All the records that follow need to be reproduced exactly. Omit the images.
-- Exercise data follows --
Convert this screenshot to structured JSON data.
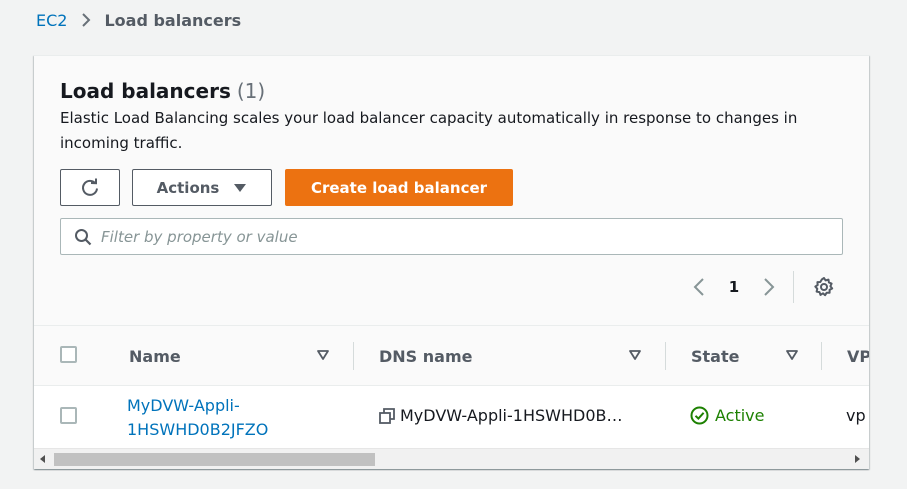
{
  "breadcrumb": {
    "root": "EC2",
    "current": "Load balancers"
  },
  "panel": {
    "title": "Load balancers",
    "count": "(1)",
    "description": "Elastic Load Balancing scales your load balancer capacity automatically in response to changes in incoming traffic."
  },
  "toolbar": {
    "refresh_icon": "refresh-icon",
    "actions_label": "Actions",
    "create_label": "Create load balancer",
    "create_color": "#ec7211"
  },
  "filter": {
    "placeholder": "Filter by property or value",
    "value": ""
  },
  "pagination": {
    "current_page": "1"
  },
  "table": {
    "columns": [
      "Name",
      "DNS name",
      "State",
      "VP"
    ],
    "rows": [
      {
        "name": "MyDVW-Appli-1HSWHD0B2JFZO",
        "dns_name": "MyDVW-Appli-1HSWHD0B…",
        "state": "Active",
        "vpc": "vp"
      }
    ]
  },
  "colors": {
    "link": "#0073bb",
    "active": "#1d8102",
    "header_text": "#545b64"
  }
}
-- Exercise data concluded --
* Written response
Convert this screenshot to structured JSON data.
{
  "breadcrumb": {
    "root": "EC2",
    "current": "Load balancers"
  },
  "panel": {
    "title": "Load balancers",
    "count": "(1)",
    "description": "Elastic Load Balancing scales your load balancer capacity automatically in response to changes in incoming traffic."
  },
  "toolbar": {
    "refresh_icon": "refresh-icon",
    "actions_label": "Actions",
    "create_label": "Create load balancer",
    "create_color": "#ec7211"
  },
  "filter": {
    "placeholder": "Filter by property or value",
    "value": ""
  },
  "pagination": {
    "current_page": "1"
  },
  "table": {
    "columns": [
      "Name",
      "DNS name",
      "State",
      "VP"
    ],
    "rows": [
      {
        "name": "MyDVW-Appli-1HSWHD0B2JFZO",
        "dns_name": "MyDVW-Appli-1HSWHD0B…",
        "state": "Active",
        "vpc": "vp"
      }
    ]
  },
  "colors": {
    "link": "#0073bb",
    "active": "#1d8102",
    "header_text": "#545b64"
  }
}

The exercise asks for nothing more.